▶ _Problem to solve_
Scan the data. Collect each line that contains the word "acceso".

▶ _Material to process_
BEGIN

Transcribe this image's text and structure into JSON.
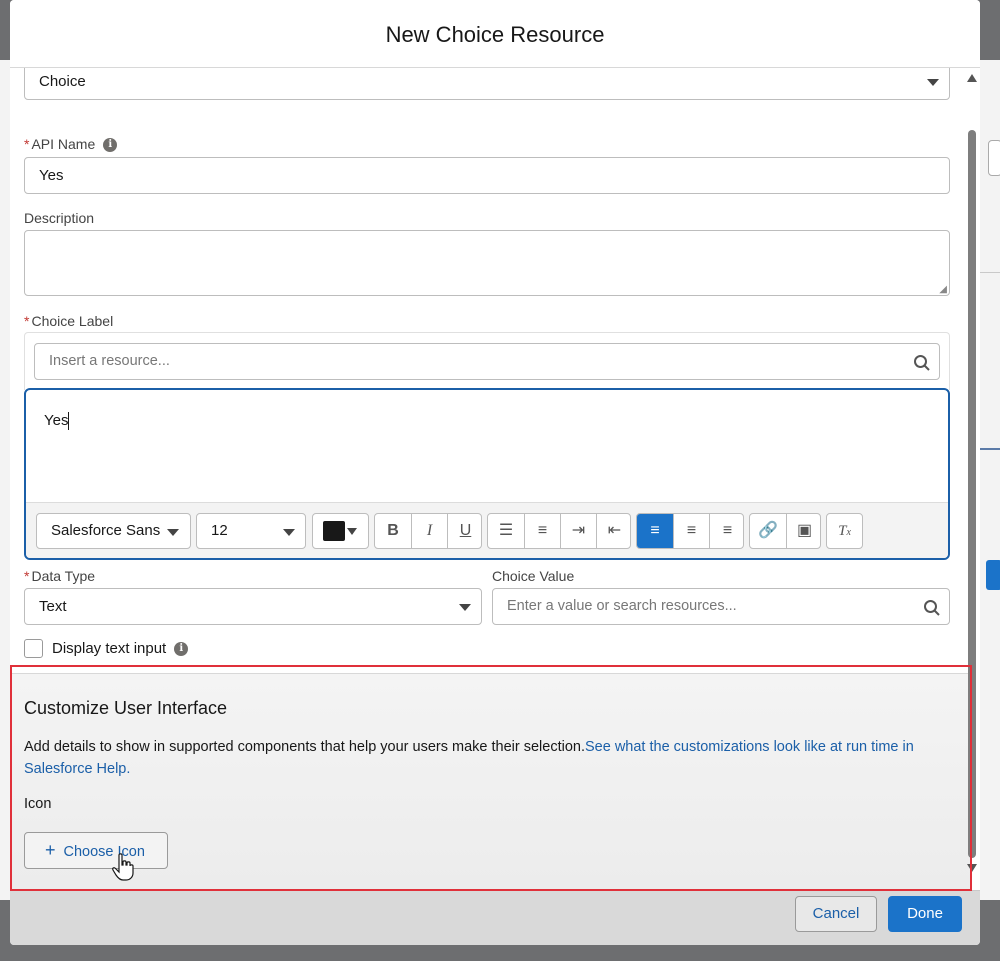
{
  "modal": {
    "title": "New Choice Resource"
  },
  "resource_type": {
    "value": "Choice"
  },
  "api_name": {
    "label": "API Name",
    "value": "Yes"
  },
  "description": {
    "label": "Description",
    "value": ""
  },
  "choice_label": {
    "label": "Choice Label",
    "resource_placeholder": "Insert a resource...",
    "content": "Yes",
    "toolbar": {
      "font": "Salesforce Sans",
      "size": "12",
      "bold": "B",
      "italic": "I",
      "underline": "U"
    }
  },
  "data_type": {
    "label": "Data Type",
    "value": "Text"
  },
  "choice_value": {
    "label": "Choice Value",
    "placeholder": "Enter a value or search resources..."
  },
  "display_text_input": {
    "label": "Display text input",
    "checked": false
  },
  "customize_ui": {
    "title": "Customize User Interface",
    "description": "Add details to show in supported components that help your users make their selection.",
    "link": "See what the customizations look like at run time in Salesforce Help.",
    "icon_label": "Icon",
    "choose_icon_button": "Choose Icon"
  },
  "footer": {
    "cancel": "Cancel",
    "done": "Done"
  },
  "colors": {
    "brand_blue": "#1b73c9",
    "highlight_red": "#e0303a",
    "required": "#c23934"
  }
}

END
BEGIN

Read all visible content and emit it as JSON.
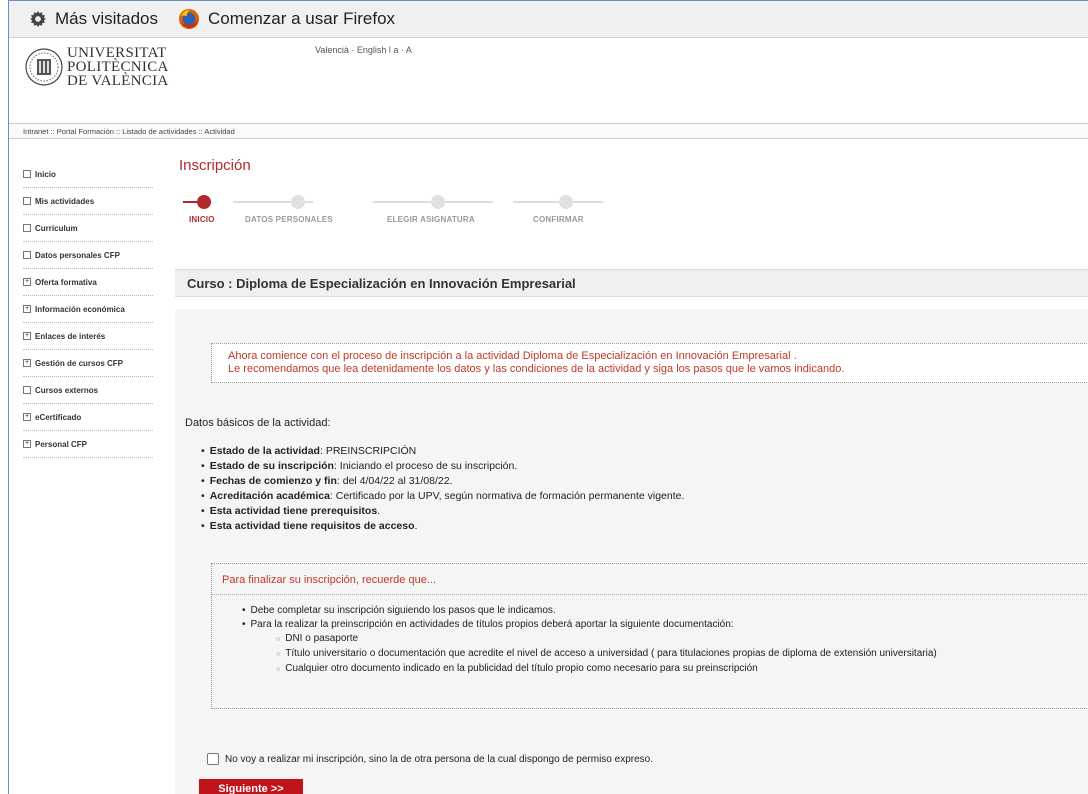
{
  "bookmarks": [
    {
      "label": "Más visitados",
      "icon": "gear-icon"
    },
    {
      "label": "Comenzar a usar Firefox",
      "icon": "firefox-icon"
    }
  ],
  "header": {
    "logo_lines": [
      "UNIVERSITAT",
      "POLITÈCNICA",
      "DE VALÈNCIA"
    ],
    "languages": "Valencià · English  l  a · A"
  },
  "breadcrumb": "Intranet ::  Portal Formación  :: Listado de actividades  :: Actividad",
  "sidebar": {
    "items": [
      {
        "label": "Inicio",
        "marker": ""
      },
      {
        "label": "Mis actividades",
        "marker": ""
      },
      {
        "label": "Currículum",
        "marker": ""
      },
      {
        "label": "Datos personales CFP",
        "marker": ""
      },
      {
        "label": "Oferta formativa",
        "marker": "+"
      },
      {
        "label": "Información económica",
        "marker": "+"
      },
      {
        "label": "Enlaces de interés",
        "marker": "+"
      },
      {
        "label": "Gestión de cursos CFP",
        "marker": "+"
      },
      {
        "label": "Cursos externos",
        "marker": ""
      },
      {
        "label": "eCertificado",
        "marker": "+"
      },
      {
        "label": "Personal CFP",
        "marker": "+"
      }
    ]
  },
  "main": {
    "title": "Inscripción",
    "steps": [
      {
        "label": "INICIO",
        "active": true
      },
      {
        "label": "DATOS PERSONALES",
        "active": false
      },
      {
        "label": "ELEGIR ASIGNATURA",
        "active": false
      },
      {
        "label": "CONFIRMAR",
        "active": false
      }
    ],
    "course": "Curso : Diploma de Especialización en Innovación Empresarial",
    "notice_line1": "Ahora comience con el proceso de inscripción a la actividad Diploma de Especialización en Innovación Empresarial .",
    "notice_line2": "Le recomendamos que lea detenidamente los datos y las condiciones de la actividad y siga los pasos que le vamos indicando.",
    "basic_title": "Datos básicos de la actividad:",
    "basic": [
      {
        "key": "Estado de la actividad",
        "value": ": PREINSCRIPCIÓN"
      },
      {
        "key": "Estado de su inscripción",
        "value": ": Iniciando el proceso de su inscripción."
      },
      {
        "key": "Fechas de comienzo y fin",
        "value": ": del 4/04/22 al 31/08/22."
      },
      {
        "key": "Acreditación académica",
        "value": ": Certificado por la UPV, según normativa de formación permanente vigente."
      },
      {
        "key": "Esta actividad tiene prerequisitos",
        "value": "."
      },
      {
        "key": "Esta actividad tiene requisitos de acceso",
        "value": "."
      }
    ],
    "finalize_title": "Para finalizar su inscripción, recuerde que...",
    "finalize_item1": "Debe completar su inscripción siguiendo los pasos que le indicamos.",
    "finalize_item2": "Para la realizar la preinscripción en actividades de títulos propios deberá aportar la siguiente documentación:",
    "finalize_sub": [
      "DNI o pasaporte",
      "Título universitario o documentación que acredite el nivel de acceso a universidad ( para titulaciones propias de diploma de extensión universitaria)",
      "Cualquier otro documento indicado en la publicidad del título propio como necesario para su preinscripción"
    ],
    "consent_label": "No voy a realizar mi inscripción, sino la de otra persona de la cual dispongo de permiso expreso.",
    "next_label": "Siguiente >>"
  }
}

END

▶ _Reply_
        "key": "Esta actividad tiene requisitos de acceso",
      "Título universitario o documentación que acredite el nivel de acceso a universidad ( para titulaciones propias de diploma de extensión universitaria)",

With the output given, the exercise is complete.